Speed of delivery increased. Some of the legacy VM-based deployments took 45 minutes; with Kubernetes, that time was “just a few seconds to a couple of minutes,” says Engineering Manager Brian Balser. Adds Li: “Teams that used to deploy on weekly schedules or had to coordinate schedules with the infrastructure team now deploy their updates independently, and can do it daily when necessary.” Adopting Cloud Native Computing Foundation technologies allows for a more unified approach to deployment across the engineering staff, and portability for the company.
Founded in 1851 and known as the newspaper of record, The New York Times is a digital pioneer: Its first website launched in 1996, before Google even existed. After the company decided a few years ago to move out of its private data centers — including one located in the pricy real estate of Manhattan. It recently took another step into the future by going cloud native.
At first, the infrastructure team “managed the virtual machines in the Amazon cloud, and they deployed more critical applications in our data centers and the less critical ones on AWS as an experiment,” says Deep Kapadia, Executive Director, Engineering at The New York Times. “We started building more and more tools, and at some point we realized that we were doing a disservice by treating Amazon as another data center.”

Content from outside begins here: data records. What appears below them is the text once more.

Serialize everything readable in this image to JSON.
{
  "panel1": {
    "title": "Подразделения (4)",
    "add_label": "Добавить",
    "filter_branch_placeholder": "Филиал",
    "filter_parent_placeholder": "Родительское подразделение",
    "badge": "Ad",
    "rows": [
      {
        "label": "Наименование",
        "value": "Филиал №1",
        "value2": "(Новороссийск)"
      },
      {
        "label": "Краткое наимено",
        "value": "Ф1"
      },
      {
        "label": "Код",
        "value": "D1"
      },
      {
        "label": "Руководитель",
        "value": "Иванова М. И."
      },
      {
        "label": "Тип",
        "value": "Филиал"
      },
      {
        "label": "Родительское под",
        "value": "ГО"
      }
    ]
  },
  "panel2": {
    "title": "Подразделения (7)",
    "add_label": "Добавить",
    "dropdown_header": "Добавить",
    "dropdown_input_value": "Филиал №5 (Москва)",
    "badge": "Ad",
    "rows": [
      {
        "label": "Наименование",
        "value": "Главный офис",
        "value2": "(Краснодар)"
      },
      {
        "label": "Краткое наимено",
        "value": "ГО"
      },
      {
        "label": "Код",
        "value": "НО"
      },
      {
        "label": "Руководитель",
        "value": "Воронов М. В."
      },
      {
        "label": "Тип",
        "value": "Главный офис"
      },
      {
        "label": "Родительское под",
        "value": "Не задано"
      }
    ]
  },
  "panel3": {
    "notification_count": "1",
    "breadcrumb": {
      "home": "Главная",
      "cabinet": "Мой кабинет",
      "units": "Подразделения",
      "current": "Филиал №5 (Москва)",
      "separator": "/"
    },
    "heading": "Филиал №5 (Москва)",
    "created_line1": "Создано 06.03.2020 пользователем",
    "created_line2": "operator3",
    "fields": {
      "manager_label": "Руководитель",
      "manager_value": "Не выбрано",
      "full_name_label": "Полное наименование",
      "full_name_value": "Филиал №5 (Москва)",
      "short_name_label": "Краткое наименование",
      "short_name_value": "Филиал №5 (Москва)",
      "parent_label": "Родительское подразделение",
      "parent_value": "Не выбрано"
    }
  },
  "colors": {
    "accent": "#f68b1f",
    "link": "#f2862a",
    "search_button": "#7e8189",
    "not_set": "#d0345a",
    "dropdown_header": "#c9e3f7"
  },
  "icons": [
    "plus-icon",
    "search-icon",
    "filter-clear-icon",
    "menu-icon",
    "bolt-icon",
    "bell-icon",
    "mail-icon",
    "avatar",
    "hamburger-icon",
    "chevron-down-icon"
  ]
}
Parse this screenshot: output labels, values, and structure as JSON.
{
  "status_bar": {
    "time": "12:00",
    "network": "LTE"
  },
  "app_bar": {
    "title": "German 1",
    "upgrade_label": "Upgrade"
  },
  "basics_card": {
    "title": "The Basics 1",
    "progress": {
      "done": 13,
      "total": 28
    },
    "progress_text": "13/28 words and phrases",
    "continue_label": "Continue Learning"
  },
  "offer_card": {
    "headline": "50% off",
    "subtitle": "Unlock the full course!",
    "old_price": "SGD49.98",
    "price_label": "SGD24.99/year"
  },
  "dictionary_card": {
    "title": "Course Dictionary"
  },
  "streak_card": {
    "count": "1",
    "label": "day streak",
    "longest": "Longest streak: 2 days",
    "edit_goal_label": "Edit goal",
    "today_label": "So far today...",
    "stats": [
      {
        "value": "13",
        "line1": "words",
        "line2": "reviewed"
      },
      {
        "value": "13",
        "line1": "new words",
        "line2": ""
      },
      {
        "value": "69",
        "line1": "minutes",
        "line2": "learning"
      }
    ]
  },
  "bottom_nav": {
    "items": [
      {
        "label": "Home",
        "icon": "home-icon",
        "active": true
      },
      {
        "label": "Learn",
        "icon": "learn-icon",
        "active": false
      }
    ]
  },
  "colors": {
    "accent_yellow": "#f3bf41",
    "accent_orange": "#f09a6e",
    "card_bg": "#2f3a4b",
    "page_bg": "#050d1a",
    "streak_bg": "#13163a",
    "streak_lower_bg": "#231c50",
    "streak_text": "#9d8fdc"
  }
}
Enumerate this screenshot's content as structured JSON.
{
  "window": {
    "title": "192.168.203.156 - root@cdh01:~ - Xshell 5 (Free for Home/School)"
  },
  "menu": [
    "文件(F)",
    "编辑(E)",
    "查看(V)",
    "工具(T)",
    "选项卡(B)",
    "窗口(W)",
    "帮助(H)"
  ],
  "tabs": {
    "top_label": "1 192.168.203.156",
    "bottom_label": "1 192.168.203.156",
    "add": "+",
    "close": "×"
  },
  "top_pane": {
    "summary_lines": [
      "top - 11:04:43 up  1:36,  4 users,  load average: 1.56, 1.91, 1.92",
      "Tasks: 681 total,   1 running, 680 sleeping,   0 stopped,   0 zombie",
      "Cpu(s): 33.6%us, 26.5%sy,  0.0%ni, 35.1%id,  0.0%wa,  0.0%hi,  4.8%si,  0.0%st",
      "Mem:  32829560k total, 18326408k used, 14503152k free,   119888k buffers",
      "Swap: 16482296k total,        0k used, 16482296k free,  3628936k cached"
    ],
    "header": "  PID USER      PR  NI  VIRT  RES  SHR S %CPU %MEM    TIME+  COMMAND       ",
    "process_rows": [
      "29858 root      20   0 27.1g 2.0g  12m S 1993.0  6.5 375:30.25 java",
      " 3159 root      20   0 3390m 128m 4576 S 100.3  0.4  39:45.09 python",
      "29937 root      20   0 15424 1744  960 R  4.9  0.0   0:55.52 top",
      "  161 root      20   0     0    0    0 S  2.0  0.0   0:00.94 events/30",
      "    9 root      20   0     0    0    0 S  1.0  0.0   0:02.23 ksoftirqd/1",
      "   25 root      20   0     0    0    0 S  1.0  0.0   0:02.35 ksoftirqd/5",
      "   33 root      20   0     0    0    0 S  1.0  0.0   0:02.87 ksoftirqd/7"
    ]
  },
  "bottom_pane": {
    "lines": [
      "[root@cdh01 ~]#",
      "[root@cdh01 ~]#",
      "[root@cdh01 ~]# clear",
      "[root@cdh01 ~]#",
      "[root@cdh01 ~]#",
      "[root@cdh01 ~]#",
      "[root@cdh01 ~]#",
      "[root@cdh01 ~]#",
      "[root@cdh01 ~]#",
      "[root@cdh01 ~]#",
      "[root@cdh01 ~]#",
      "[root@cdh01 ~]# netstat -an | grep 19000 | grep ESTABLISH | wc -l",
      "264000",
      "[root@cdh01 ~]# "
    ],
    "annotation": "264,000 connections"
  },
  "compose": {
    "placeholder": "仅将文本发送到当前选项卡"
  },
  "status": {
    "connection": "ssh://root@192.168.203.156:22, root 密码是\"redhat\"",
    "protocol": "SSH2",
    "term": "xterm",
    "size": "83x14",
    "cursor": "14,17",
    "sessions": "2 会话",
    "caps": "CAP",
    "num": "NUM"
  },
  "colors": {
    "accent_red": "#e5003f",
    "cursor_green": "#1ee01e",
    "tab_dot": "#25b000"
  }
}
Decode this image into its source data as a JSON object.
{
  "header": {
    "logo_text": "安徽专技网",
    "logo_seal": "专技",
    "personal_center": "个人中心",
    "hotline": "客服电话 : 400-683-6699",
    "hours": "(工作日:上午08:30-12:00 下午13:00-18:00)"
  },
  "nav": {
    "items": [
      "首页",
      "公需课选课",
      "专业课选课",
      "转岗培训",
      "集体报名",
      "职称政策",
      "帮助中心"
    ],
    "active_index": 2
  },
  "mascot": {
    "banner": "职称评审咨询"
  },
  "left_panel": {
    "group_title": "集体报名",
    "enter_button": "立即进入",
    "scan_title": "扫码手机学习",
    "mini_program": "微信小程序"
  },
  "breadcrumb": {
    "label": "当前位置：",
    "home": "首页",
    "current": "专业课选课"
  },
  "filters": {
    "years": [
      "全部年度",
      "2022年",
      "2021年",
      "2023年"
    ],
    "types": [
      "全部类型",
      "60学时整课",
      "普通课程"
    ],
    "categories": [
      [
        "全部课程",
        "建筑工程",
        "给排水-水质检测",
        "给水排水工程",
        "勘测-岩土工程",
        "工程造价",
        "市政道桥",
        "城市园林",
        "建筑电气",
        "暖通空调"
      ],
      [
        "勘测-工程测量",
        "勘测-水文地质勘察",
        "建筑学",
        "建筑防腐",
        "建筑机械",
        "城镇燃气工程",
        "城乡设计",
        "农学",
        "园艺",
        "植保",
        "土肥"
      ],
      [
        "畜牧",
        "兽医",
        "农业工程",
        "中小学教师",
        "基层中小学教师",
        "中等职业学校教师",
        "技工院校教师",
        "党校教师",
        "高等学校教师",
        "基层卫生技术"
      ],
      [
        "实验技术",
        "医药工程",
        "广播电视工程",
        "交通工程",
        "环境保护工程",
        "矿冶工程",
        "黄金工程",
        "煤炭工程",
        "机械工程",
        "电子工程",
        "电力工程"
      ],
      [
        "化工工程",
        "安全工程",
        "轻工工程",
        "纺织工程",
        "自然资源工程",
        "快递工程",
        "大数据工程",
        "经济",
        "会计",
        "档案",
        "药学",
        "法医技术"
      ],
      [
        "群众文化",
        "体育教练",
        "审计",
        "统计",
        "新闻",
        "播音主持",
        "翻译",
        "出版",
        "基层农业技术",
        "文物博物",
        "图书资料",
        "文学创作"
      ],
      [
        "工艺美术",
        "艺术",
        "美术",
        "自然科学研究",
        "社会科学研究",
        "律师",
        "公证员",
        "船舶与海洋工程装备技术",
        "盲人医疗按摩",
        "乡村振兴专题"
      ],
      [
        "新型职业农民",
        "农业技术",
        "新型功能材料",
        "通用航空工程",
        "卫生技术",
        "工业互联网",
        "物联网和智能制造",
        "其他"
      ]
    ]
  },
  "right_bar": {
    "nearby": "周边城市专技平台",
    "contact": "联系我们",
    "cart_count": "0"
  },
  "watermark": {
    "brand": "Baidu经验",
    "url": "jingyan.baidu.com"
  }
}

To get the most out of the cloud, Kapadia was tapped to lead a new Delivery Engineering Team that would “design for the abstractions that cloud providers offer us.” In mid-2016, they began looking at the Google Cloud Platform and its Kubernetes-as-a-service offering, GKE.
At the time, says team member Tony Li, a Site Reliability Engineer, “We had some internal tooling that attempted to do what Kubernetes does for containers, but for VMs. We asked why are we building and maintaining these tools ourselves?”
In early 2017, the first production application — the nytimes.com mobile homepage — began running on Kubernetes, serving just 1% of the traffic. Today, almost 100% of the nytimes.com site’s end-user facing applications run on GCP, with the majority on Kubernetes.
“We had some internal tooling that attempted to do what Kubernetes does for containers, but for VMs. We asked why are we building and maintaining these tools ourselves?”
The team found that the speed of delivery was immediately impacted. “Deploying Docker images versus spinning up VMs was quite a lot faster,” says Engineering Manager Brian Balser. Some of the legacy VM-based deployments took 45 minutes; with Kubernetes, that time was “just a few seconds to a couple of minutes.”
The plan is to get as much as possible, not just the website, running on Kubernetes, and beyond that, moving toward serverless deployments. For instance, The New York Times crossword app was built on Google App Engine, which has been the main platform for the company’s experimentation with serverless. “The hardest part was getting the engineers over the hurdle of how little they had to do,” Chief Technology Officer Nick Rockwell recently told The CTO Advisor. “Our experience has been very, very good. We have invested a lot of work into deploying apps on container services, and I’m really excited about experimenting with deploying those on App Engine Flex and AWS Fargate and seeing how that feels, because that’s a great migration path.”
There are some exceptions to the move to cloud native, of course. “We have the print publishing business as well,” says Kapadia. “A lot of that is definitely not going down the cloud-native path because they’re using vendor software and even special machinery that prints the physical paper. But even those teams are looking at things like App Engine and Kubernetes if they can.”
Kapadia acknowledges that there was a steep learning curve for some engineers, but “I think once you get over the initial hump, things get a lot easier and actually a lot faster.”